(Data records for software interfaces)
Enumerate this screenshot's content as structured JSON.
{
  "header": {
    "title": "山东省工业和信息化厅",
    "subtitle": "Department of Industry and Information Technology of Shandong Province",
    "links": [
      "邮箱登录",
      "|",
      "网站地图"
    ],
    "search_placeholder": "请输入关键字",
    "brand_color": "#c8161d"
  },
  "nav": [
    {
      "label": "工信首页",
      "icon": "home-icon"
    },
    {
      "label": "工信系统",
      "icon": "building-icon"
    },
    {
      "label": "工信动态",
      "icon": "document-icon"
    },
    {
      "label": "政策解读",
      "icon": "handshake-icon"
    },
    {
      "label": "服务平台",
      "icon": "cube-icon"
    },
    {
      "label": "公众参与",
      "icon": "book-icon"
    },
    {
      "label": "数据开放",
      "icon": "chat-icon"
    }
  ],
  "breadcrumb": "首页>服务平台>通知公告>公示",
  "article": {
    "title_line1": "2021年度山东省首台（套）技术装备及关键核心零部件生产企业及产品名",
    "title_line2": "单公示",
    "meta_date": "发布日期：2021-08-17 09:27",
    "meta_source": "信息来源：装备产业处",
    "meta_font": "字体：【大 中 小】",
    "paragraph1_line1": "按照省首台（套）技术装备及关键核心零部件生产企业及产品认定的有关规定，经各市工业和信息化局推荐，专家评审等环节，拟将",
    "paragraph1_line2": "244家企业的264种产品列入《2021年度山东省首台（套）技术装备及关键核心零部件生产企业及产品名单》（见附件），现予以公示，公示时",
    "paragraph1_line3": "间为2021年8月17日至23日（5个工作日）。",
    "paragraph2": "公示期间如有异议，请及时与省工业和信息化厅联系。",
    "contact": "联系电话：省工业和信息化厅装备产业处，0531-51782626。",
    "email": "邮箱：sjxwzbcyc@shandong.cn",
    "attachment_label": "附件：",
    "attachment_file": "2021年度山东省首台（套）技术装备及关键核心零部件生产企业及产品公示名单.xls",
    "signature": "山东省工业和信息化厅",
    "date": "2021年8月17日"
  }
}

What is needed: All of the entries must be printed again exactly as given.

Answer to this exercise:
Enumerate this screenshot's content as structured JSON.
{
  "header": {
    "title": "山东省工业和信息化厅",
    "subtitle": "Department of Industry and Information Technology of Shandong Province",
    "links": [
      "邮箱登录",
      "|",
      "网站地图"
    ],
    "search_placeholder": "请输入关键字",
    "brand_color": "#c8161d"
  },
  "nav": [
    {
      "label": "工信首页",
      "icon": "home-icon"
    },
    {
      "label": "工信系统",
      "icon": "building-icon"
    },
    {
      "label": "工信动态",
      "icon": "document-icon"
    },
    {
      "label": "政策解读",
      "icon": "handshake-icon"
    },
    {
      "label": "服务平台",
      "icon": "cube-icon"
    },
    {
      "label": "公众参与",
      "icon": "book-icon"
    },
    {
      "label": "数据开放",
      "icon": "chat-icon"
    }
  ],
  "breadcrumb": "首页>服务平台>通知公告>公示",
  "article": {
    "title_line1": "2021年度山东省首台（套）技术装备及关键核心零部件生产企业及产品名",
    "title_line2": "单公示",
    "meta_date": "发布日期：2021-08-17 09:27",
    "meta_source": "信息来源：装备产业处",
    "meta_font": "字体：【大 中 小】",
    "paragraph1_line1": "按照省首台（套）技术装备及关键核心零部件生产企业及产品认定的有关规定，经各市工业和信息化局推荐，专家评审等环节，拟将",
    "paragraph1_line2": "244家企业的264种产品列入《2021年度山东省首台（套）技术装备及关键核心零部件生产企业及产品名单》（见附件），现予以公示，公示时",
    "paragraph1_line3": "间为2021年8月17日至23日（5个工作日）。",
    "paragraph2": "公示期间如有异议，请及时与省工业和信息化厅联系。",
    "contact": "联系电话：省工业和信息化厅装备产业处，0531-51782626。",
    "email": "邮箱：sjxwzbcyc@shandong.cn",
    "attachment_label": "附件：",
    "attachment_file": "2021年度山东省首台（套）技术装备及关键核心零部件生产企业及产品公示名单.xls",
    "signature": "山东省工业和信息化厅",
    "date": "2021年8月17日"
  }
}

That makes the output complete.